Airlines for America, the trade association for leading US passenger and cargo carriers, believes the Federal Aviation Administration hasn't met expectations is delivering the benefits of NextGen to airlines or their customers. "They've been working on NextGen for 10 years and spent $6 billion and they don't have anything to show for it," said Sharon Pinkerton, senior vice president for policy and regulatory affairs at A4A.
Airlines for America CEO Nicholas E. Calio writes that the FAA should immediately certify critical procedures and policies enabling the NextGen program to deliver benefits to the traveling public, the environment and the economy. NATCA NextGen Now Newsletter (7/28)

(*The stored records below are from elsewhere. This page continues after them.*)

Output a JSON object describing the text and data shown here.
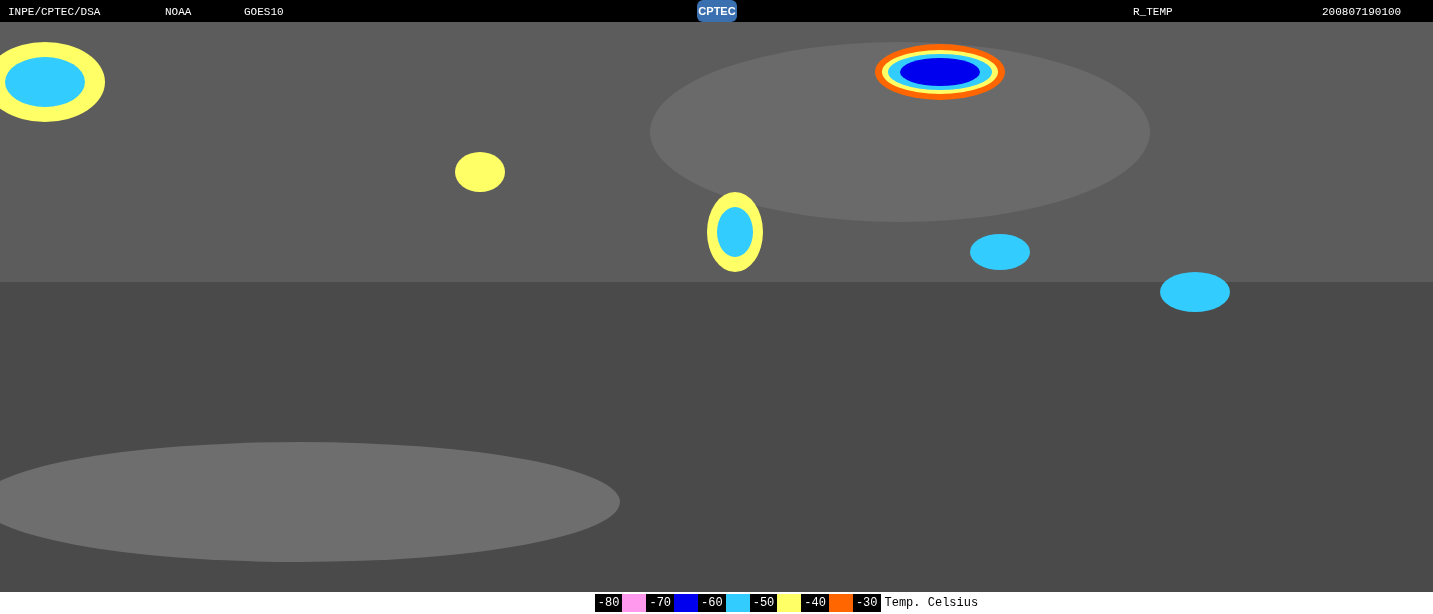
{
  "header": {
    "source": "INPE/CPTEC/DSA",
    "agency": "NOAA",
    "satellite": "GOES10",
    "logo": "CPTEC",
    "product": "R_TEMP",
    "timestamp": "200807190100"
  },
  "legend": {
    "items": [
      {
        "label": "-80",
        "color": "#ff99ee"
      },
      {
        "label": "-70",
        "color": "#0000ee"
      },
      {
        "label": "-60",
        "color": "#33ccff"
      },
      {
        "label": "-50",
        "color": "#ffff66"
      },
      {
        "label": "-40",
        "color": "#ff6600"
      },
      {
        "label": "-30"
      }
    ],
    "title": "Temp. Celsius"
  }
}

Airlines for America hosted a transportation industry reception with rail and trucking groups at the Democratic National Convention on Wednesday. "We need to raise awareness of airlines, not only of the great service, but of how much better things could be if we had a national airline policy," said Sean Kennedy, a senior vice president at A4A. The group also sent representatives to the Republican National Convention last week.
The aviation industry's reliance on GPS will increase with the advent of NextGen. However, the weakness of GPS signals leaves them vulnerable to interference and jamming. Although jammers are illegal in the U.S. and U.K., they can be purchased over the Internet.
The Federal Aviation Administration Modernization and Reform Act of 2012 will upgrade the current radar system for air-traffic control to NextGen. The radar system often creates indirect flight paths because the aircraft need to fly within tracking distance of control towers. NextGen relies on satellite-based GPS for tracking.